A couple of months ago, I began writing about guilt and breastfeeding. Guilt is one of the more complex human emotions. It is particularly subjective; some people feel a great deal of it, others little or none. What makes one person feel guilt, another may shrug off, not even thinking guilt should be or could be attributed to the given situation.
Turning to Merriam-Webster, I learn that guilt, a noun, is a “feeling of culpability especially for imagined offenses or from a sense of inadequacy.”
I’ve heard some doctors, nurses and childbirth educators say they do not want to fully promote breastfeeding because women may in turn feel guilt. There is some sense to that. What if I tell a mother she should breastfeed because her baby will have fewer ear infections, and she still chooses not to breastfeed? Will she feel culpable as she holds her shrieking, febrile infant at the pediatrician’s office? And won’t I then feel culpable for her feelings! Even worse, if she tries desperately to breastfeed but isn’t able to, and then ends up with the shrieking, febrile scenario, I will certainly feel awful if she is connecting the infection with a “sense of inadequacy” on her part.
This is an uncomfortable slippery slope I am tempted to avoid. Perhaps a more moderate take on breastfeeding would better serve all involved. We could change the message from “Breast is best” to “Breast is pretty good if you can and want to do it.” It’s not as catchy, but if we could avoid the guilt! We could then extend this same open-mindedness to smoking cessation, obesity and exercise. If health care providers take a more moderate stance, we could rid the world of guilty obsessions and self-condemnation. Right?
Or we can tell the truth. Breast is best. Babies are less likely to become obese, have diabetes, have GI infections and ear infections. They may even be smarter. Mothers are less likely to be overweight and have diabetes too. Women who breastfeed reduce their risk of some cancers.

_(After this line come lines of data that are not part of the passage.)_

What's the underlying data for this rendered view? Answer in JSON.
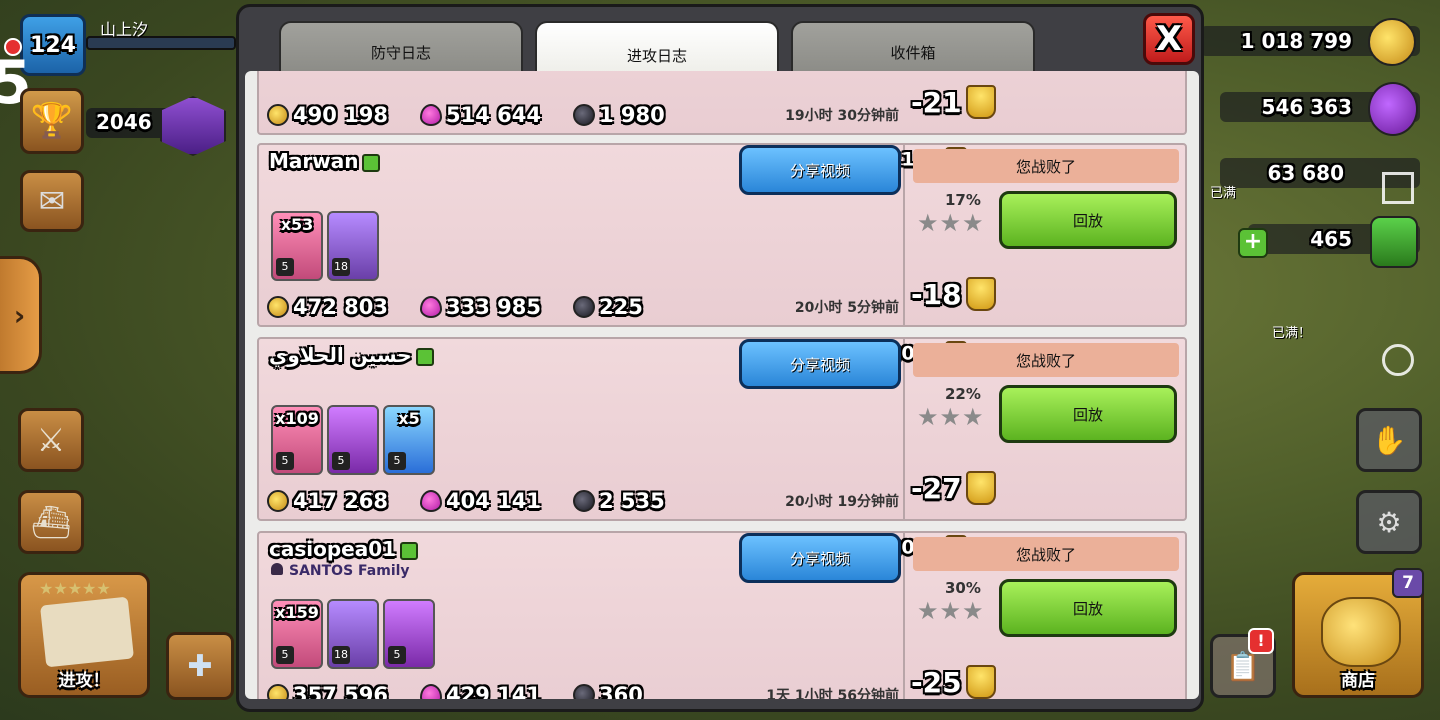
{
  "hud": {
    "player_level": "124",
    "player_name": "山上汐",
    "trophies": "2046",
    "side_notification": "5",
    "attack_label": "进攻！",
    "shop_label": "商店",
    "shop_badge": "7",
    "alert_badge": "!",
    "full_label": "已满",
    "full_label_2": "已满！"
  },
  "resources": {
    "gold": "1 018 799",
    "elixir": "546 363",
    "dark_elixir": "63 680",
    "gems": "465"
  },
  "tabs": [
    {
      "label": "防守日志"
    },
    {
      "label": "进攻日志"
    },
    {
      "label": "收件箱"
    }
  ],
  "close_label": "X",
  "entries_top": {
    "gold": "490 198",
    "elixir": "514 644",
    "dark": "1 980",
    "time": "19小时 30分钟前",
    "trophy_delta": "-21"
  },
  "entries": [
    {
      "name": "Marwan",
      "clan": "",
      "trophies": "2188",
      "share_label": "分享视频",
      "result": "您战败了",
      "percent": "17%",
      "stars": 0,
      "replay_label": "回放",
      "trophy_delta": "-18",
      "troops": [
        {
          "type": "archer",
          "qty": "x53",
          "level": "5"
        },
        {
          "type": "queen",
          "qty": "",
          "level": "18"
        }
      ],
      "gold": "472 803",
      "elixir": "333 985",
      "dark": "225",
      "time": "20小时 5分钟前"
    },
    {
      "name": "حسين الحلاوي",
      "clan": "",
      "trophies": "2016",
      "share_label": "分享视频",
      "result": "您战败了",
      "percent": "22%",
      "stars": 0,
      "replay_label": "回放",
      "trophy_delta": "-27",
      "troops": [
        {
          "type": "archer",
          "qty": "x109",
          "level": "5"
        },
        {
          "type": "warden",
          "qty": "",
          "level": "5"
        },
        {
          "type": "spell",
          "qty": "x5",
          "level": "5"
        }
      ],
      "gold": "417 268",
      "elixir": "404 141",
      "dark": "2 535",
      "time": "20小时 19分钟前"
    },
    {
      "name": "casiopea01",
      "clan": "SANTOS Family",
      "trophies": "2099",
      "share_label": "分享视频",
      "result": "您战败了",
      "percent": "30%",
      "stars": 0,
      "replay_label": "回放",
      "trophy_delta": "-25",
      "troops": [
        {
          "type": "archer",
          "qty": "x159",
          "level": "5"
        },
        {
          "type": "queen",
          "qty": "",
          "level": "18"
        },
        {
          "type": "warden",
          "qty": "",
          "level": "5"
        }
      ],
      "gold": "357 596",
      "elixir": "429 141",
      "dark": "360",
      "time": "1天 1小时 56分钟前"
    }
  ]
}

If we could encapsulate and bottle the benefits of breastfeeding, we would promote it, sell it, work two jobs to buy it ourselves and even endure some pain, if necessary, to be sure to have it.

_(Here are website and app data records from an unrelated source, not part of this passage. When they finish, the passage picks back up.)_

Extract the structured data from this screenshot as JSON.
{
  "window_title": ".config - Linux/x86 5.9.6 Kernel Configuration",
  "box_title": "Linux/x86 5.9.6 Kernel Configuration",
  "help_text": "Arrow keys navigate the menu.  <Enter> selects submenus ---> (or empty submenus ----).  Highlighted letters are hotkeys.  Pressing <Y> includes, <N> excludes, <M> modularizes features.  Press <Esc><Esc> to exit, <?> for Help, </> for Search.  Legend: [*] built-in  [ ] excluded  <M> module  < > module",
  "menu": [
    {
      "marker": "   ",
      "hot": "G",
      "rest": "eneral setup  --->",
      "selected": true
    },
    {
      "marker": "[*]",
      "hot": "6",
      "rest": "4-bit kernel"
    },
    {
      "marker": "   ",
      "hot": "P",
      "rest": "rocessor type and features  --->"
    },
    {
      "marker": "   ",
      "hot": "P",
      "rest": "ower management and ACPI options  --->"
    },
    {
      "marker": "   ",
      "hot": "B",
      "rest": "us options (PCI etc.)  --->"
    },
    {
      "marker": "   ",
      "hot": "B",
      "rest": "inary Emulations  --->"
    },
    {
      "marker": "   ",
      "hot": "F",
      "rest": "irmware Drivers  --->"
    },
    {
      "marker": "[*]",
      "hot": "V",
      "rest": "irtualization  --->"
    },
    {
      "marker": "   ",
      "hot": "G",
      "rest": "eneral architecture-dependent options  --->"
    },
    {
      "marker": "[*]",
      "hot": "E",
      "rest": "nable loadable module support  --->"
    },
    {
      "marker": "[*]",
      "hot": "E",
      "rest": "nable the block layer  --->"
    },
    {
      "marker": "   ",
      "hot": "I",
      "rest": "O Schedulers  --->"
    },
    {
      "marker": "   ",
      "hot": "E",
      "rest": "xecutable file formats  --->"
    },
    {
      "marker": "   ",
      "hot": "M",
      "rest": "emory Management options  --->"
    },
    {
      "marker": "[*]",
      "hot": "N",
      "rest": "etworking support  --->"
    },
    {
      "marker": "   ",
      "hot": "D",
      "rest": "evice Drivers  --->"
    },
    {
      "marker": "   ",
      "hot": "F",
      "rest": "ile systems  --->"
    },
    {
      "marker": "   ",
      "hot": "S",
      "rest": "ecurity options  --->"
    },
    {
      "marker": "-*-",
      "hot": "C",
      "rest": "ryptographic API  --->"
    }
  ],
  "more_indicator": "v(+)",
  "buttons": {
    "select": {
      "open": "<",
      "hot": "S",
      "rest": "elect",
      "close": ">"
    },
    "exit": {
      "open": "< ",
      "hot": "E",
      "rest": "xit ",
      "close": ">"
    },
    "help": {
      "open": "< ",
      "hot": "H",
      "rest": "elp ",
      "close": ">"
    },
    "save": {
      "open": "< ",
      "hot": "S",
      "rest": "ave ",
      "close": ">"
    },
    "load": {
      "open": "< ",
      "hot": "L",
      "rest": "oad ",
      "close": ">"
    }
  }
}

And what if we tell the truth, and she still decides not to breastfeed, or worse, tries and fails? We will smile, support her and teach her what she needs to know for the path she is taking. We will not guilt her. If she assumes guilt, we will smile, support her and teach her how to move onward. We cannot predict who will feel guilt and to what extent. Therefore, any efforts to preclude guilt are likely to fall flat, acting as a disservice to everyone. Doctors, nurses and childbirth educators have a duty to offer the best information, leaving subsequent outcomes and unpredictable feelings to be dealt with in real time when, and if, necessary.